# Constructive Models of Discrete and Continuous Physical Phenomena

### Edward A. Lee

###
EECS Department

University of California, Berkeley

Technical Report No. UCB/EECS-2014-15

February 8, 2014

### http://www.eecs.berkeley.edu/Pubs/TechRpts/2014/EECS-2014-15.pdf

This paper studies the semantics of models for discrete physical phenomena such as rigid body collisions and switching in electronic circuits. The paper combines generalized functions (specifically the Dirac delta function), superdense time, modal models, and constructive semantics to get a rich, flexible, efficient, and rigorous approach to modeling such systems. It shows that many physical scenarios that have been problematic for modeling techniques manifest as nonconstructive models, and that constructive versions of some of the models properly reflect uncertainty in the behavior of the physical systems that plausibly arise from the principles of quantum mechanics.
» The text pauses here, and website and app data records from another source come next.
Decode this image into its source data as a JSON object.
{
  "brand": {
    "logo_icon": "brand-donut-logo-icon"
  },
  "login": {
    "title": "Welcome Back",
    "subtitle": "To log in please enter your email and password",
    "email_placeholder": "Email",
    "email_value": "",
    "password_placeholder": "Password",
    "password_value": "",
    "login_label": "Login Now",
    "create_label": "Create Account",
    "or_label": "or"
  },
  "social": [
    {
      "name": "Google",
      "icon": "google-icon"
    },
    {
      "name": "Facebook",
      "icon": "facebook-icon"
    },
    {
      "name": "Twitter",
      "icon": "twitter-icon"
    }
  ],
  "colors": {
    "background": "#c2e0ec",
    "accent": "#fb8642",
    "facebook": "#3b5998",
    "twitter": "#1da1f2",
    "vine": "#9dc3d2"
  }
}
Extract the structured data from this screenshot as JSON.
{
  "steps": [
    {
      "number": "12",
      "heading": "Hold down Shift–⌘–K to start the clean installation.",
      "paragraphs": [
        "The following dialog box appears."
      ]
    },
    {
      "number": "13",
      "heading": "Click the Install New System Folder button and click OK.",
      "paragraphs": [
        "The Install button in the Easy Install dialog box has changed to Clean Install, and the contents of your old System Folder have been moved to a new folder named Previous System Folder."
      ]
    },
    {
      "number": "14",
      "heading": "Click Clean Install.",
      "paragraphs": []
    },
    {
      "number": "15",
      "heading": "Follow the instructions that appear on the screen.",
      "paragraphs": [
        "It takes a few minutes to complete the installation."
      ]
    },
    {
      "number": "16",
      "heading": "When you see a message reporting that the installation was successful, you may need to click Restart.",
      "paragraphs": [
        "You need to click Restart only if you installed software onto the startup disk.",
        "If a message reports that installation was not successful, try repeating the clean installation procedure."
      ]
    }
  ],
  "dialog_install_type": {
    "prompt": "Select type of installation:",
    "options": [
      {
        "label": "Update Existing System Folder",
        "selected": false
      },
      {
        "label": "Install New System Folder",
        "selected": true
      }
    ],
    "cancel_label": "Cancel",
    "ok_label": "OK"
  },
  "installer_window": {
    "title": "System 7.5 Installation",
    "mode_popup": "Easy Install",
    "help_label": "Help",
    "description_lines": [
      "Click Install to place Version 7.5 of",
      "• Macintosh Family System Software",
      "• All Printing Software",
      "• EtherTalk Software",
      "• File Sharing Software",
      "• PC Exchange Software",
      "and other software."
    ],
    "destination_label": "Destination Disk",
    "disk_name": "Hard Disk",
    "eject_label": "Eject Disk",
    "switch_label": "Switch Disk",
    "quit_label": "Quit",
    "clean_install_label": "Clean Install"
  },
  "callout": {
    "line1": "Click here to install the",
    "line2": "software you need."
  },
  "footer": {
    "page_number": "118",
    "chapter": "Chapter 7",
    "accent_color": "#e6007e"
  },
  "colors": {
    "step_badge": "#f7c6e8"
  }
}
The paper argues that these modeling difficulties are not reasonably solved by more detailed continuous models of the underlying physical phenomena. Such more detailed models simply shift the uncertainty to other aspects of the model. Since such detailed models come with a high computational cost, there is little justification in using them unless the goal of modeling is specifically to understand these more detailed physical processes. All models in this paper are implemented in the Ptolemy II modeling and simulation environment and made available online.

BibTeX citation:

@techreport{Lee:EECS-2014-15, Author = {Lee, Edward A.}, Title = {Constructive Models of Discrete and Continuous Physical Phenomena}, Institution = {EECS Department, University of California, Berkeley}, Year = {2014}, Month = {Feb}, URL = {http://www.eecs.berkeley.edu/Pubs/TechRpts/2014/EECS-2014-15.html}, Number = {UCB/EECS-2014-15}, Abstract = {This paper studies the semantics of models for discrete physical phenomena such as rigid body collisions and switching in electronic circuits. The paper combines generalized functions (specifically the Dirac delta function), superdense time, modal models, and constructive semantics to get a rich, flexible, efficient, and rigorous approach to modeling such systems. It shows that many physical scenarios that have been problematic for modeling techniques manifest as nonconstructive models, and that constructive versions of some of the models properly reflect uncertainty in the behavior of the physical systems that plausibly arise from the principles of quantum mechanics. The paper argues that these modeling difficulties are not reasonably solved by more detailed continuous models of the underlying physical phenomena. Such more detailed models simply shift the uncertainty to other aspects of the model. Since such detailed models come with a high computational cost, there is little justification in using them unless the goal of modeling is specifically to understand these more detailed physical processes. All models in this paper are implemented in the Ptolemy II modeling and simulation environment and made available online.} }

EndNote citation:

%0 Report %A Lee, Edward A. %T Constructive Models of Discrete and Continuous Physical Phenomena %I EECS Department, University of California, Berkeley %D 2014 %8 February 8 %@ UCB/EECS-2014-15 %U http://www.eecs.berkeley.edu/Pubs/TechRpts/2014/EECS-2014-15.html %F Lee:EECS-2014-15